What lines of the data below hold "Final"? Show them.

□ □ □ □

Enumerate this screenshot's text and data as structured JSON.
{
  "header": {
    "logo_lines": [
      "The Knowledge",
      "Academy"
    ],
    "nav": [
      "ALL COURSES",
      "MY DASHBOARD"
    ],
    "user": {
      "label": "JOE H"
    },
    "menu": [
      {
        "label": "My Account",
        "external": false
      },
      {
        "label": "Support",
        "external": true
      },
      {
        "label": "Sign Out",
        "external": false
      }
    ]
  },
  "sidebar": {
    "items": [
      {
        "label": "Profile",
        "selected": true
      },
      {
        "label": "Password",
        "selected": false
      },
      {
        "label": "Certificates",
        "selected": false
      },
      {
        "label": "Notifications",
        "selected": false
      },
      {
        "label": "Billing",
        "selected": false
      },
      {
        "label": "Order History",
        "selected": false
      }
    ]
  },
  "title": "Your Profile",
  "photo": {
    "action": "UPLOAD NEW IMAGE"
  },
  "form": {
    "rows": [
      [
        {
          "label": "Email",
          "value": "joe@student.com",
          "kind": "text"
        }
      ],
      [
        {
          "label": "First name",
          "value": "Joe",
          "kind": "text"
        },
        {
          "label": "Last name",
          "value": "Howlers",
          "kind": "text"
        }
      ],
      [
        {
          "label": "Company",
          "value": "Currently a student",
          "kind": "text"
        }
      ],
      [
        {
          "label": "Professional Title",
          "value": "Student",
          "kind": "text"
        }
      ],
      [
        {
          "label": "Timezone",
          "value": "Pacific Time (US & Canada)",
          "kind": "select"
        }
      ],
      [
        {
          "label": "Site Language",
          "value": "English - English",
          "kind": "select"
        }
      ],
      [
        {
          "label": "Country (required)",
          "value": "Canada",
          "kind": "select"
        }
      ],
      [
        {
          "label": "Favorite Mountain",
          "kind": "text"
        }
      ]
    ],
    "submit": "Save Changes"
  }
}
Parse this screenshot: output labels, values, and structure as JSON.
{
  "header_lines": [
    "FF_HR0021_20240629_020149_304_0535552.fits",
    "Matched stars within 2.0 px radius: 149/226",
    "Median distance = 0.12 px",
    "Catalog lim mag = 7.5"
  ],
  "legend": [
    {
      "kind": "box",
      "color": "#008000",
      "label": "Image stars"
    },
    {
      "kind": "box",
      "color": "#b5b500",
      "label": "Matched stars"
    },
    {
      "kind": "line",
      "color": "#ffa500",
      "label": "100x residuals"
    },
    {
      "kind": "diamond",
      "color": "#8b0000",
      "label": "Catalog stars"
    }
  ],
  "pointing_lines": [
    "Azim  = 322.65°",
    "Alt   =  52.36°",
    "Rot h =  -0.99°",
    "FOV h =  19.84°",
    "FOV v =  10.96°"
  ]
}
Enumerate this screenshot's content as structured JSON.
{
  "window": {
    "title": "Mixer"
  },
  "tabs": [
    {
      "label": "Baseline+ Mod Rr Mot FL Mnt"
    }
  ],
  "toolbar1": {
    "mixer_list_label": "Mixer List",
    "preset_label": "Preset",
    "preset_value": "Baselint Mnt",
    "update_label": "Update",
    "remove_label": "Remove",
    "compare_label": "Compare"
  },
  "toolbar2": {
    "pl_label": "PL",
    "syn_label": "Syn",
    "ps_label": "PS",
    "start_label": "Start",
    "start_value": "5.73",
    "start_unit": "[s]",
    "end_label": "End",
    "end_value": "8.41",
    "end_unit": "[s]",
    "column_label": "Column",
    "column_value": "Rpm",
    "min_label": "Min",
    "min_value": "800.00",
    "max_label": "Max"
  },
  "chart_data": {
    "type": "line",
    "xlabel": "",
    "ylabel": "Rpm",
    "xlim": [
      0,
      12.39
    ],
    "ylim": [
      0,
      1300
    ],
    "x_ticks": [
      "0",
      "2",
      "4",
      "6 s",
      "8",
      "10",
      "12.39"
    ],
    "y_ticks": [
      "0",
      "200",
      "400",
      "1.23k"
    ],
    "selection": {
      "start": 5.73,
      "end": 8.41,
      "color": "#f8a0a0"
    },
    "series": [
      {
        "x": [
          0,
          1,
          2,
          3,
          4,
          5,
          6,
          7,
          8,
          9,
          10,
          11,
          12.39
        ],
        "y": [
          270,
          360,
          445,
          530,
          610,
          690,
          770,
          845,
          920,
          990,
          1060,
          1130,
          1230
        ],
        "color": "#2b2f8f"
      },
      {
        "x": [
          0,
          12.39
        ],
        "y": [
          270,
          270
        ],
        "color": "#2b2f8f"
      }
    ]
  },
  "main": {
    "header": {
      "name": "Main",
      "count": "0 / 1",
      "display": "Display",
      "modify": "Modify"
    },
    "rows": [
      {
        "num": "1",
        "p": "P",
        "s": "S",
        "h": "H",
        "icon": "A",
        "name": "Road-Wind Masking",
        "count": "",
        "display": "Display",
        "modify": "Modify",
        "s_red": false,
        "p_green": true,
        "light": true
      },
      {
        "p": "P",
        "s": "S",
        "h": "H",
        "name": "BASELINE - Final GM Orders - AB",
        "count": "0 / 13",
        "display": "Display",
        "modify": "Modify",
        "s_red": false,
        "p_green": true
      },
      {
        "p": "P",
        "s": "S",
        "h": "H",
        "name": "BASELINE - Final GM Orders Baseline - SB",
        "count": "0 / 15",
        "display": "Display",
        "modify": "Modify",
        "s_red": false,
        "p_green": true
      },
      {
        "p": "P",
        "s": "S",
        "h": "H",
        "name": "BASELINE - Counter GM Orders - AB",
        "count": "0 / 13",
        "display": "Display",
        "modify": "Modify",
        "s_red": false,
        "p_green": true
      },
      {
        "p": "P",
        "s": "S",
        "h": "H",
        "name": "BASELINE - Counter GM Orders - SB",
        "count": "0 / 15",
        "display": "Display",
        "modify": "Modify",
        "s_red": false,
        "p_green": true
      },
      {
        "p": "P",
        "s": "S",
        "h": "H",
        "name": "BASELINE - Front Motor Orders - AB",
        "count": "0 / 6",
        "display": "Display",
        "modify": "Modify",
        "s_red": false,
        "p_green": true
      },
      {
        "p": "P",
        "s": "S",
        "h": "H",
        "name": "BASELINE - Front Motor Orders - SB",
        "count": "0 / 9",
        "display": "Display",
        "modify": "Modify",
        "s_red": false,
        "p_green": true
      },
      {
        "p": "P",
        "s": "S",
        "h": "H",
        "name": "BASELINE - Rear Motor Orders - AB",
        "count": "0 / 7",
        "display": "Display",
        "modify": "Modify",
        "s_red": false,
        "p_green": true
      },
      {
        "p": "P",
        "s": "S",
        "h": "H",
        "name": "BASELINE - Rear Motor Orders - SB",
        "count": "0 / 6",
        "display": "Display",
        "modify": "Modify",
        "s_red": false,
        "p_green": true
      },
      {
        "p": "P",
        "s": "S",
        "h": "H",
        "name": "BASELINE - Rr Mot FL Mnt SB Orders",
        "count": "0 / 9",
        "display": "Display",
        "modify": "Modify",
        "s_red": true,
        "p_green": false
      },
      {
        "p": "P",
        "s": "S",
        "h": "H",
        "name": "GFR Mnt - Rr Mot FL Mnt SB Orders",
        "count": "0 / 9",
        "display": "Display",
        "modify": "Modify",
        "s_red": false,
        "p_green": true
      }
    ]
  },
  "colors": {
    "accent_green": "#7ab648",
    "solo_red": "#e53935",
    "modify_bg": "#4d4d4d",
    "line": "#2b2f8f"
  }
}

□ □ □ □

## FINISHED TASK
        "name": "BASELINE - Final GM Orders - AB",
        "name": "BASELINE - Final GM Orders Baseline - SB",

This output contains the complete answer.